In an interview given to the Daily Express, London (April 4, 1973) Archbishop Makarios said, “Union of Cyprus with Greece has always been the national aspiration of the Greek Cypriots… Various factors, however, and mainly the opposition of Turkey do not make Enosis attainable.” He had finally accepted the blindingly obvious.
Turkey, and by definition, the Turkish Cypriots, will never again bow to the wishes of the south, having declared the north an independent state, giving Turkish names to all towns and villages, inscribing two highly visible flags into the mountainside, building more mosques and casinos/brothels than there are supermarkets, maintaining rigid borders and passport control, selling pharmaceuticals and tobacco at half the price of the south, offering more university places to foreign students than we do in the south, flying much cheaper from Ercan (Tymbou) to Istanbul than we fly from
Larnaca to Athens, and perpetually inciting the south to attend talks. The latest EEZ provocations are a constant reminder that we are the mouse and they the cat.
I think we all know that Turkey wants to keep a part of Cyprus. But the republic refuses to negotiate away any part of the island and accept political equality with just 18 per cent of the population – Muslim, Turkish speaking Turkish Cypriots,
Turkey loving and estranged from Greek Cypriot this past forty years.
The republic’s bankrupt economy is now in the hands of the troika as the TRNC’s is in the hands of Turkey. The south has fossil fuel wealth. The north (Turkey) does not trust the south to share this wealth equitably – double standards – does
Turkey want 18 per cent of the island or 37 per cent? Does Turkey want more than the Turkish Cypriot fair share of fossil fuels or all of it?
For what it’s worth, the south has the backing of Greece, the EU and, we are led to believe, the United States. But fossil fuel wealth has seeded seemingly senseless strife throughout the Middle East and much of Africa.

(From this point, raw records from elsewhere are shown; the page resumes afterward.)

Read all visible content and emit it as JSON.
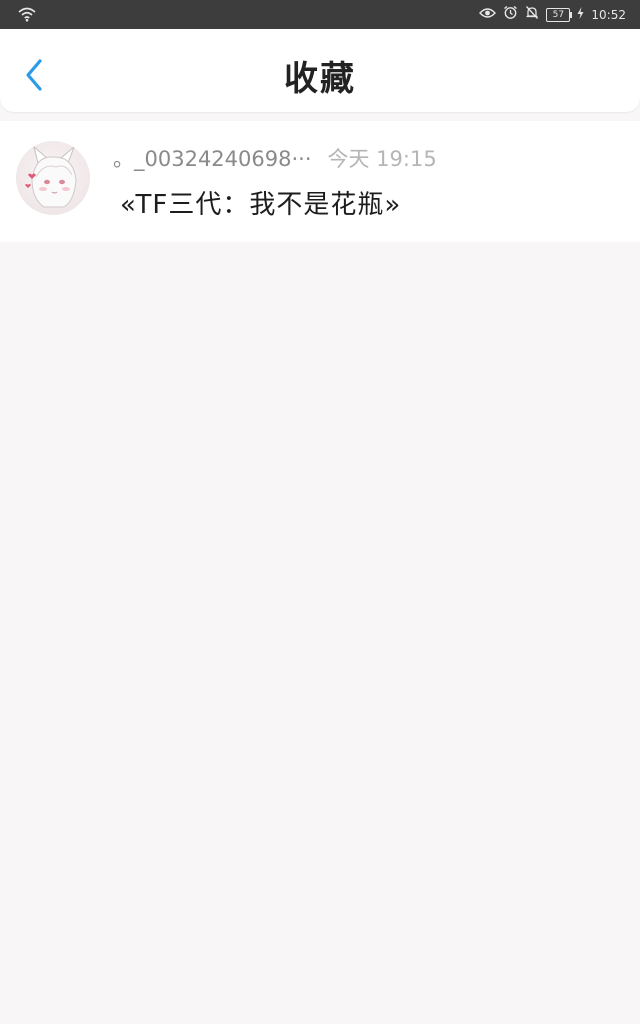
{
  "status_bar": {
    "battery": "57",
    "time": "10:52",
    "colors": {
      "background": "#3d3d3d",
      "foreground": "#e6e6e6"
    }
  },
  "header": {
    "title": "收藏",
    "back_icon": "chevron-left-icon",
    "accent_color": "#2a9be8"
  },
  "favorites": [
    {
      "author": "。_00324240698···",
      "time": "今天 19:15",
      "content": "«TF三代：我不是花瓶»"
    }
  ]
}
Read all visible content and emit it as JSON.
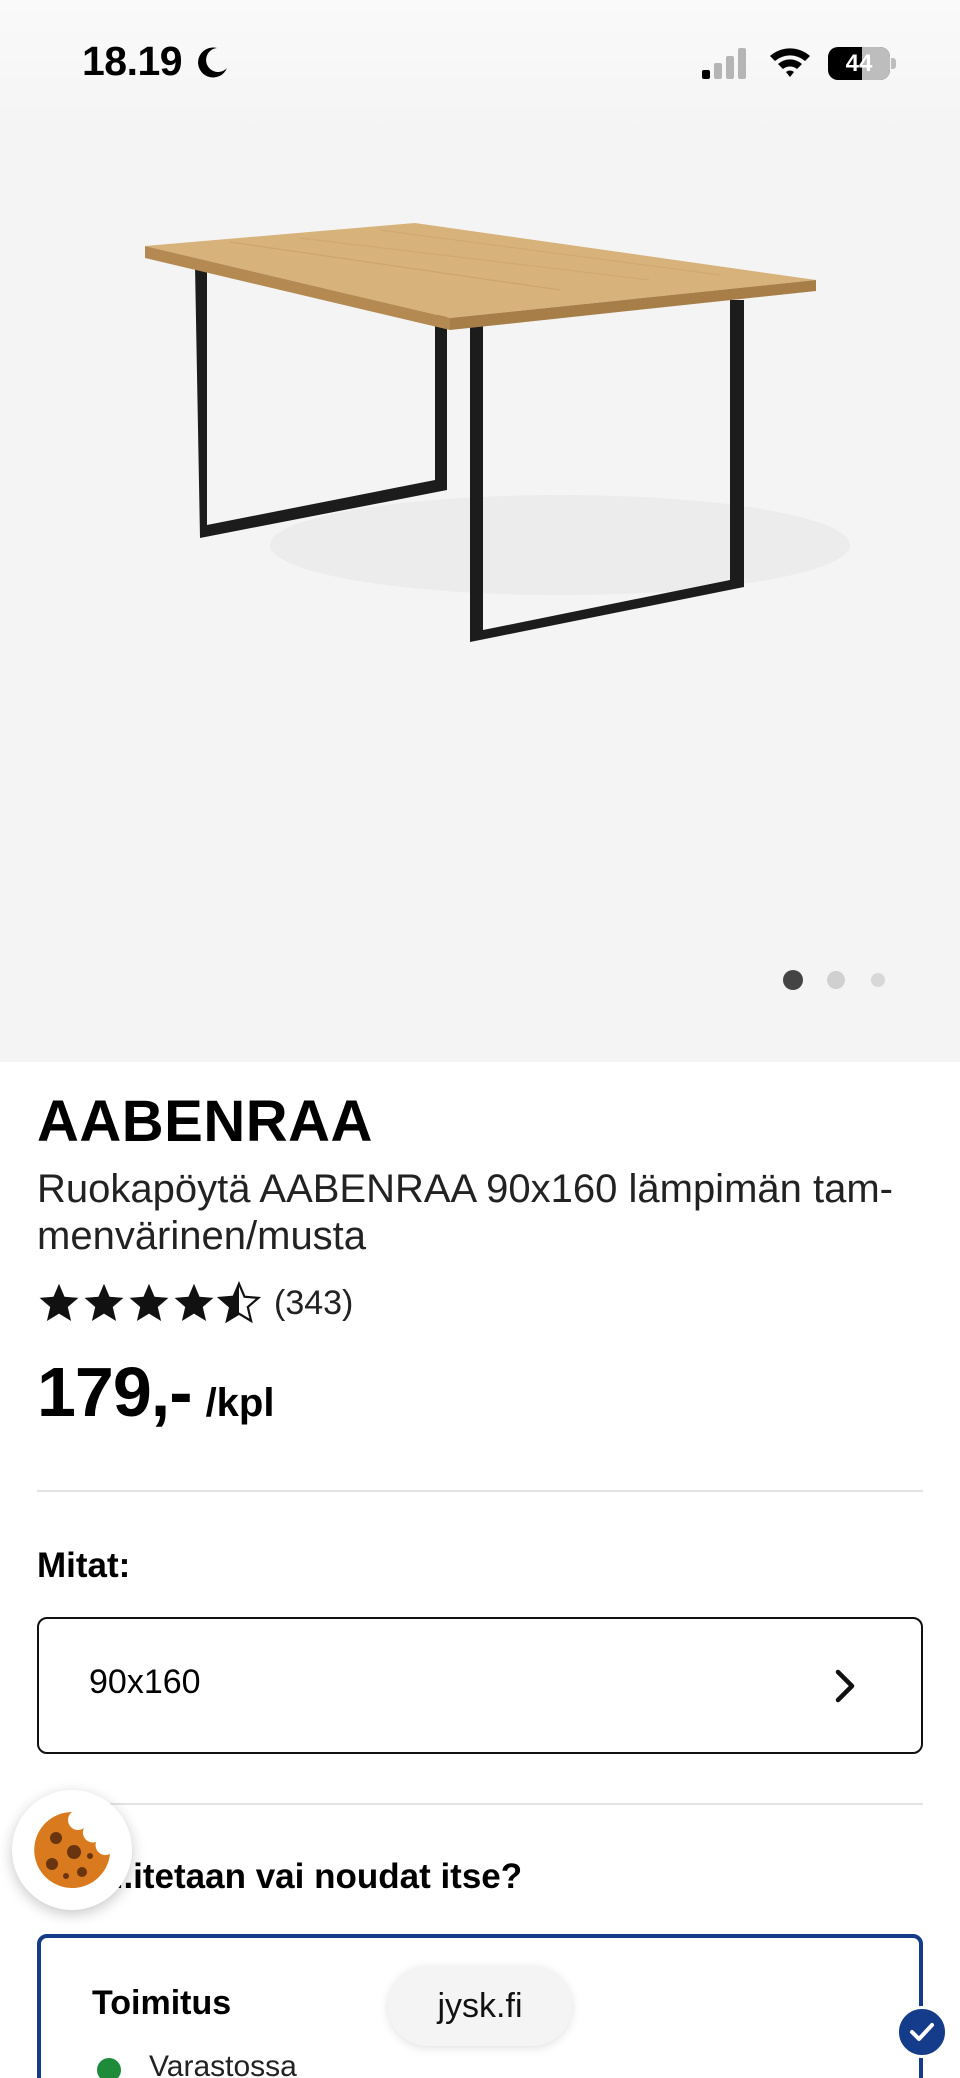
{
  "status_bar": {
    "time": "18.19",
    "battery_level": "44",
    "icons": [
      "moon-icon",
      "signal-icon",
      "wifi-icon",
      "battery-icon"
    ]
  },
  "gallery": {
    "image_label": "AABENRAA dining table",
    "dots_total": 3,
    "active_dot": 1
  },
  "product": {
    "brand": "AABENRAA",
    "name": "Ruokapöytä AABENRAA 90x160 lämpimän tam-menvärinen/musta",
    "rating": 4.5,
    "rating_max": 5,
    "review_count": "(343)",
    "price": "179,-",
    "price_unit": "/kpl"
  },
  "size": {
    "label": "Mitat:",
    "value": "90x160"
  },
  "delivery": {
    "heading": "...itetaan vai noudat itse?",
    "option_title": "Toimitus",
    "stock_text": "Varastossa"
  },
  "browser": {
    "url": "jysk.fi"
  },
  "colors": {
    "accent": "#143c8a",
    "in_stock": "#1e8b3a",
    "cookie": "#d97a1e"
  }
}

We’ve already lost control of our banks – will fossil fuels be next?
We are the mouse and the United States the Lion. We’d better hurry up and negotiate an end to the Cyprob as instructed by the UN, Britain and the US or face losing what few benefits we might have had from fossil fuels. And if we fail to do so, the island will be partitioned indefinitely, borders will be closed and fossil fuels will either remain under the seabed or be ‘stolen’ by multi-nationals, who owe their allegiance to foreign governments and shareholders, and not to Cyprus.
After years of flying either the Greek or Turkish flag, we are no longer in a position to take advantage of the positive elements and get rid of the negative ones. We must sit around the table until the Cyprob is ‘settled’ and stop pretending we are anything more than a tiny mouse in the overall scheme of things.
Have we, both Greek and Turkish Cypriots, still not understood the blindingly obvious, which is that we have allowed ourselves to be exploited in favour of others before, and ever since, the island gained its independence? Better a tenth of something than nothing at all…
I believe there is unimaginable wealth lying beneath Cyprus’ EEZ and all participants are ‘wetting themselves’ to get their hands on it! But nobody (Noble Energy) will extract anything until a Cyprob settlement is signed, sealed and delivered.
And if we don’t understand that simple fact, we are hopelessly lost.